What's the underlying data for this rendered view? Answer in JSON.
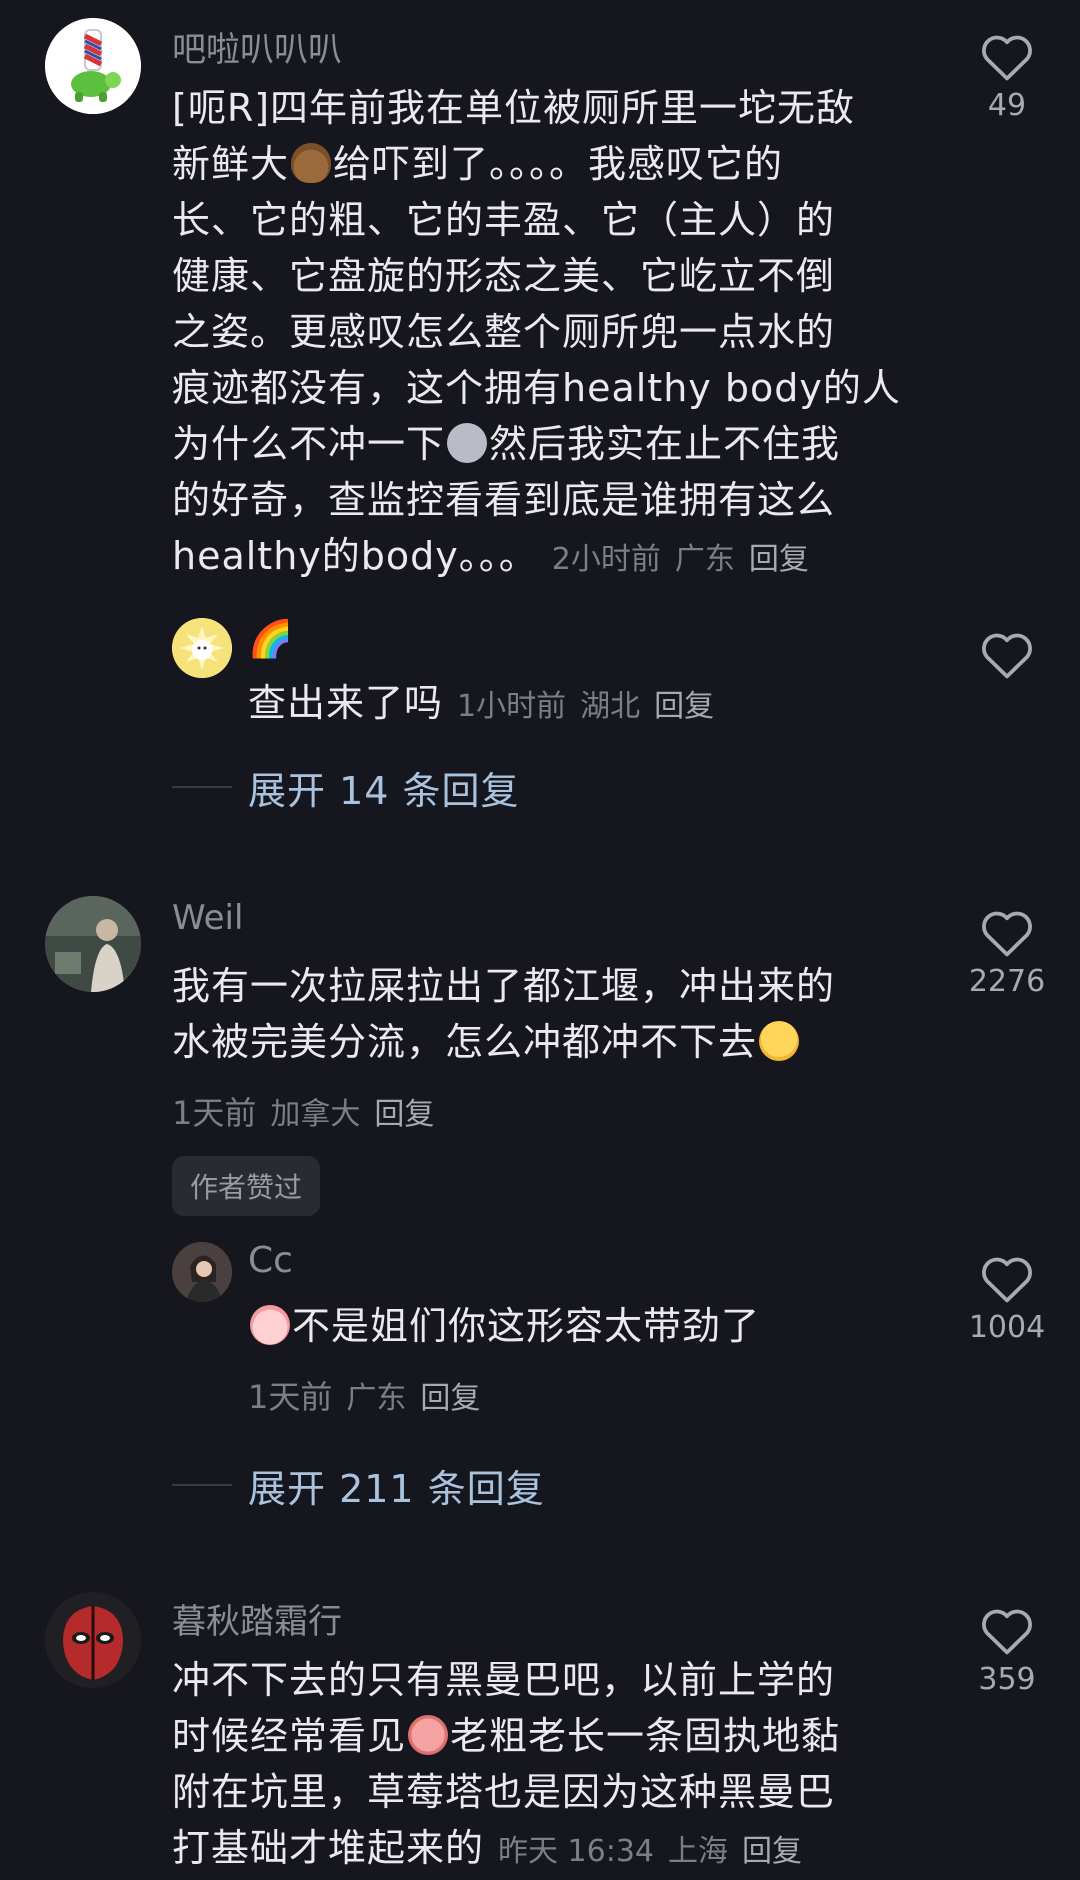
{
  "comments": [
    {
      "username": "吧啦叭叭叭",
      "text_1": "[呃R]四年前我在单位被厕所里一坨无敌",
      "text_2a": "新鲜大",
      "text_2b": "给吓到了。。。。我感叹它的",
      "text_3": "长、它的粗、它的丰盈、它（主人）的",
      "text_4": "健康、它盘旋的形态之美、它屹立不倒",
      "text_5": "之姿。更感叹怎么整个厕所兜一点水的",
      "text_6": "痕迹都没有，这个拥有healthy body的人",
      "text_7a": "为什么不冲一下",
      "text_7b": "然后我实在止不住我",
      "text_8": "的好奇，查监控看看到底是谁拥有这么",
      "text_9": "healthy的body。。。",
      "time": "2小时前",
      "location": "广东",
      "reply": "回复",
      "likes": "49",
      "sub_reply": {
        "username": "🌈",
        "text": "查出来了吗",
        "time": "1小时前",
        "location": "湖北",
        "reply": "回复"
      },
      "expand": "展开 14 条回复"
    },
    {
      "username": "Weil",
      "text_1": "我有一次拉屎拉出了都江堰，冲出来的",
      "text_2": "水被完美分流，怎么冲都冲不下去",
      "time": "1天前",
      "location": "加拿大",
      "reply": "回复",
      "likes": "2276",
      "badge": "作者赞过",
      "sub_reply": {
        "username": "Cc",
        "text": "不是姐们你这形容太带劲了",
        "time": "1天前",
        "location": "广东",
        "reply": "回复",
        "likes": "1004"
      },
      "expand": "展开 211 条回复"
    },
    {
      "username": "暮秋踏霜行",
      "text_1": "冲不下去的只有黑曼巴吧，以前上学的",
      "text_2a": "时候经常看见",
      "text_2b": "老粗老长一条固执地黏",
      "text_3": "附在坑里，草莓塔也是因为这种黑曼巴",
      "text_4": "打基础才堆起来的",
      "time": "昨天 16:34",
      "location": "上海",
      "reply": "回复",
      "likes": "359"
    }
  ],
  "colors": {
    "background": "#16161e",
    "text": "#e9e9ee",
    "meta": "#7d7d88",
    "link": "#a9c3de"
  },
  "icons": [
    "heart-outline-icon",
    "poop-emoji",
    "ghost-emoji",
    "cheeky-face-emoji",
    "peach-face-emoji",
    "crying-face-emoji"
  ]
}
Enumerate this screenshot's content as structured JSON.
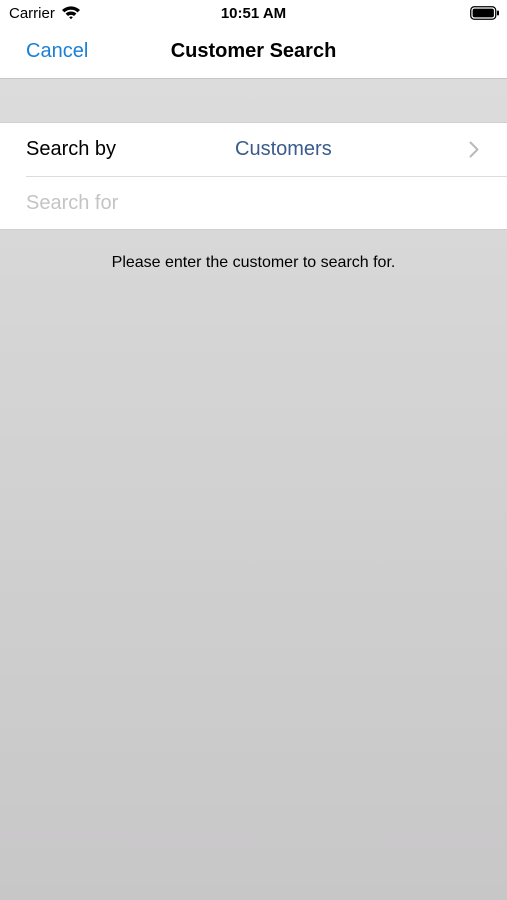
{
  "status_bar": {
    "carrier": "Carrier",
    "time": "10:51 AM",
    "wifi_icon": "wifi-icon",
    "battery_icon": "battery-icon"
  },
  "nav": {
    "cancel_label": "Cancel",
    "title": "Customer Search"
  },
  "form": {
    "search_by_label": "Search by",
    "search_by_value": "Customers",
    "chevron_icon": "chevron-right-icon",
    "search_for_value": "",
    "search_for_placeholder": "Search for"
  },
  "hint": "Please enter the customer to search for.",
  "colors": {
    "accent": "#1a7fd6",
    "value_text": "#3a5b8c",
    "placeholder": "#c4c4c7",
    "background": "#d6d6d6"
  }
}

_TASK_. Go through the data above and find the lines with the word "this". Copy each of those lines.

_RESPONSE AREA_.
What's the underlying data for this rendered view? Answer in JSON.
Enumerate this screenshot's content as structured JSON.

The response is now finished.